#### [Exercise prompt]
Give the number of lines in the data that hold the word "deletion", and nothing else.

#### [Supplied data]
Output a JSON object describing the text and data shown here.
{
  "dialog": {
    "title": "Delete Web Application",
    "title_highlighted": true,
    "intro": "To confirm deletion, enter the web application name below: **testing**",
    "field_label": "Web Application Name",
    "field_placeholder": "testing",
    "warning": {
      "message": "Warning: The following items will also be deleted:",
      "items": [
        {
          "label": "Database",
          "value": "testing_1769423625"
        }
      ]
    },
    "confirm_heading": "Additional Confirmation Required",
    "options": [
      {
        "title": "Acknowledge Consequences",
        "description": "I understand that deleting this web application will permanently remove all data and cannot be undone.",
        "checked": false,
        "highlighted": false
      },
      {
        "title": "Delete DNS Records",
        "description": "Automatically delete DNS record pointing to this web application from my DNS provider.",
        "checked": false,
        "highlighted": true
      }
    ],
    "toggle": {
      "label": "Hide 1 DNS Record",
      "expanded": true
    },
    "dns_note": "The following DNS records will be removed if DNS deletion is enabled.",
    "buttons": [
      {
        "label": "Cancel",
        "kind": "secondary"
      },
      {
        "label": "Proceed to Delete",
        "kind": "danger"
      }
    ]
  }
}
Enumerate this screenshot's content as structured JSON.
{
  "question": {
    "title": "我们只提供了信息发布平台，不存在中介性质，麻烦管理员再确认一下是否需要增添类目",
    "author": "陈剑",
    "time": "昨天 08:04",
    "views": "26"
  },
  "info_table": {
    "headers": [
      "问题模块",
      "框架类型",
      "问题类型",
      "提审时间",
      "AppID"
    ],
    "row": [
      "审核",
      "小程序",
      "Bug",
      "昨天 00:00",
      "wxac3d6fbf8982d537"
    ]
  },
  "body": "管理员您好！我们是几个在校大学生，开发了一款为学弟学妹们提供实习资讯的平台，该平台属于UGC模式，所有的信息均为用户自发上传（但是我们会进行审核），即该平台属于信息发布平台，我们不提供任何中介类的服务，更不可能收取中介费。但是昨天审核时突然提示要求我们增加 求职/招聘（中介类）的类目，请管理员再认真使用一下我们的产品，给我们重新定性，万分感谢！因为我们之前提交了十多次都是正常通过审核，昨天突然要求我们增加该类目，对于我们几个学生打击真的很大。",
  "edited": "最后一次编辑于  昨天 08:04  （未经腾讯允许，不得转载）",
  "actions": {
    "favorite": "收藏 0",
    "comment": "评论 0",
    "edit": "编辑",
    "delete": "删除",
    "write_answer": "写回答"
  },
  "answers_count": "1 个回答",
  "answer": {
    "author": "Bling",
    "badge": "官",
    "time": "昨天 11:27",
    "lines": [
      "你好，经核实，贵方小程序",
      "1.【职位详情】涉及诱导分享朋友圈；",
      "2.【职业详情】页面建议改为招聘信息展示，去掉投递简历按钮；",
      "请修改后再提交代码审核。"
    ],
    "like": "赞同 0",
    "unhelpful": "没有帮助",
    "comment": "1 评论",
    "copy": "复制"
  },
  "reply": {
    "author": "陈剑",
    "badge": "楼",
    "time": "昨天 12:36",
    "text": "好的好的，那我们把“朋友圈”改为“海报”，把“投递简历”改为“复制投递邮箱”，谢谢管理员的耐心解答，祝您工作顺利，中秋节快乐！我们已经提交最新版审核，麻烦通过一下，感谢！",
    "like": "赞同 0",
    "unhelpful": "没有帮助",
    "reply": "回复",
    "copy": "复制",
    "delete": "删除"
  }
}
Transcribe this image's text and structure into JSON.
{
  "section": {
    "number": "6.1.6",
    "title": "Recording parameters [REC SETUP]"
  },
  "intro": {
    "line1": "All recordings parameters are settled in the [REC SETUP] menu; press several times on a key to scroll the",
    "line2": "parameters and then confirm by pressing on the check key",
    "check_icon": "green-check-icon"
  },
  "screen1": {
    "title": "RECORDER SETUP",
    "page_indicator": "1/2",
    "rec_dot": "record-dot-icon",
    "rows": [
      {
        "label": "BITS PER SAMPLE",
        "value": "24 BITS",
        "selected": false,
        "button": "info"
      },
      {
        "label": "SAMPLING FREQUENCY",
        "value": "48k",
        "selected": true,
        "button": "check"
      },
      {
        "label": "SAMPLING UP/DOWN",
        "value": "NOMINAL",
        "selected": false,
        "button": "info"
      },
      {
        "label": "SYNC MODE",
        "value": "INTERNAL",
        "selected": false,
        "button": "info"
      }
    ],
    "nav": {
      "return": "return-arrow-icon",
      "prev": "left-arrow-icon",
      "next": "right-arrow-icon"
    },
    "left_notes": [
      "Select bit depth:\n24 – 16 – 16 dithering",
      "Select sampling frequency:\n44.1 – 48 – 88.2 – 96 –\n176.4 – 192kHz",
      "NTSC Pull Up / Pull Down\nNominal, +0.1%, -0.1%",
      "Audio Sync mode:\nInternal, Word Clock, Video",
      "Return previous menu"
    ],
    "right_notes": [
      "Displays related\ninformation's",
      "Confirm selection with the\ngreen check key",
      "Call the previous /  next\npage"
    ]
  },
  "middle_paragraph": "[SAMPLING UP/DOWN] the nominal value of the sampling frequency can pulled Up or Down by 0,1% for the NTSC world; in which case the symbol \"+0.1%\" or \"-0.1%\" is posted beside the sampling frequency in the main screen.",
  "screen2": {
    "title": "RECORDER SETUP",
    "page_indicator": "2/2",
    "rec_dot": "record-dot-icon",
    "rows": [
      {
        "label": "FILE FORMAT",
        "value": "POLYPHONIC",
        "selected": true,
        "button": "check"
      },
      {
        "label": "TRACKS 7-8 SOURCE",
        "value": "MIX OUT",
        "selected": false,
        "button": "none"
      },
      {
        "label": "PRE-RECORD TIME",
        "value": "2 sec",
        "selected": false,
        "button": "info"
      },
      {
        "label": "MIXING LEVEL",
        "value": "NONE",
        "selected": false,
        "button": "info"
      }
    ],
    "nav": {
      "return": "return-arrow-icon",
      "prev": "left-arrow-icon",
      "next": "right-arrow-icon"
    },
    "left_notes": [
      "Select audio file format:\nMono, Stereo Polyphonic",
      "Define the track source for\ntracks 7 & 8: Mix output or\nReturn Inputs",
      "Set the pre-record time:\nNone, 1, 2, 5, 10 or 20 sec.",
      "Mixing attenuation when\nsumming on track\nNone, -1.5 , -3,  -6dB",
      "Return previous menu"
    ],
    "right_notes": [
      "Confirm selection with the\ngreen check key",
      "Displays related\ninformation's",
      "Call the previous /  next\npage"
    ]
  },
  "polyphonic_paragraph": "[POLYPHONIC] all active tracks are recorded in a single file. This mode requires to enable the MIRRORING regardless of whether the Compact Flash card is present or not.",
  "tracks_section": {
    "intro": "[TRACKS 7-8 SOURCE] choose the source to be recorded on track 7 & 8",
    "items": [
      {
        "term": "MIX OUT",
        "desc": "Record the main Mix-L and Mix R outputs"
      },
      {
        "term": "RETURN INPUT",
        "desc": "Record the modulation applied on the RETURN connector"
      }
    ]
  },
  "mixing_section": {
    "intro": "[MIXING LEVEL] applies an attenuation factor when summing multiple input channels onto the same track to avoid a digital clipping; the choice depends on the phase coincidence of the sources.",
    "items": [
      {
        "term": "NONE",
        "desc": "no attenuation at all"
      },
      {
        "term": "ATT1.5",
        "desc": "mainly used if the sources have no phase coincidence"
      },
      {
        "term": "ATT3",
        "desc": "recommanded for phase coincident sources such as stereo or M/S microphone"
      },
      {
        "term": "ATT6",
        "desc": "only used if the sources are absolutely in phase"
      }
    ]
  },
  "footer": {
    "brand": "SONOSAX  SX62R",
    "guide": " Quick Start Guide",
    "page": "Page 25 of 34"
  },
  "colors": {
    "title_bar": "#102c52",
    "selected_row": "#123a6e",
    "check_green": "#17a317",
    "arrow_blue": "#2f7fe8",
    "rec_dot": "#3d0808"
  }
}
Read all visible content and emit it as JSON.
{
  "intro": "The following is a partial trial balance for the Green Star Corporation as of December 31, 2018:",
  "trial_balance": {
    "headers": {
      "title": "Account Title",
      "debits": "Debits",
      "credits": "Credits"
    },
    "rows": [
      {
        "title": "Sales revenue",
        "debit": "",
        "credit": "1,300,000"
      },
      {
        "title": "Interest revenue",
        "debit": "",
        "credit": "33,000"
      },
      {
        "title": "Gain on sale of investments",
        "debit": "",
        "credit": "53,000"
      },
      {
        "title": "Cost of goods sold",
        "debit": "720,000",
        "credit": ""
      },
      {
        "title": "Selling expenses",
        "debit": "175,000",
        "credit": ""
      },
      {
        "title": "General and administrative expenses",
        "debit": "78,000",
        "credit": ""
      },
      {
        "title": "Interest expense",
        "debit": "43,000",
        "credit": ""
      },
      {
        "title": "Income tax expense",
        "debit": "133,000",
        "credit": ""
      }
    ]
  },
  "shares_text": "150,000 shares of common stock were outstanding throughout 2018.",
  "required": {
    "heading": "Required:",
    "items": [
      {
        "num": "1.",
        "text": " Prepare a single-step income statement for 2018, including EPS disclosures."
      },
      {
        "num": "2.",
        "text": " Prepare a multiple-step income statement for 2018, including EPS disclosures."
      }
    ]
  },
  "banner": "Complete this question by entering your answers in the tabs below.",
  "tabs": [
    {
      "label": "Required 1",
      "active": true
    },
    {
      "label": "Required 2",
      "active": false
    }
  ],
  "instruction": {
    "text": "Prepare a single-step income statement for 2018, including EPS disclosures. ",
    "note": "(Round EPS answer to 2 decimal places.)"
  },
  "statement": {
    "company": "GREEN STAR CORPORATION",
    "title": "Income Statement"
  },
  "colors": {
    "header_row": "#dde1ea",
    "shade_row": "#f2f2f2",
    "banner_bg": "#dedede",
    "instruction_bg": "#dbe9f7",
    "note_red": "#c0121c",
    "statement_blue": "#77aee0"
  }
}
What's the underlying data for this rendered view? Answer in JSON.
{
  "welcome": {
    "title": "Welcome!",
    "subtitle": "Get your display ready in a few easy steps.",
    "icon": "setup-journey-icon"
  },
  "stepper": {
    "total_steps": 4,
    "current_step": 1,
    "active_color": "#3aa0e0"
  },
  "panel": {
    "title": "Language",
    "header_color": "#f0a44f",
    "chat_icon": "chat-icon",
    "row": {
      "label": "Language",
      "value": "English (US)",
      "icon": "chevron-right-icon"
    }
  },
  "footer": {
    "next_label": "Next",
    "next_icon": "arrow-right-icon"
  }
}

#### [Solution below]
2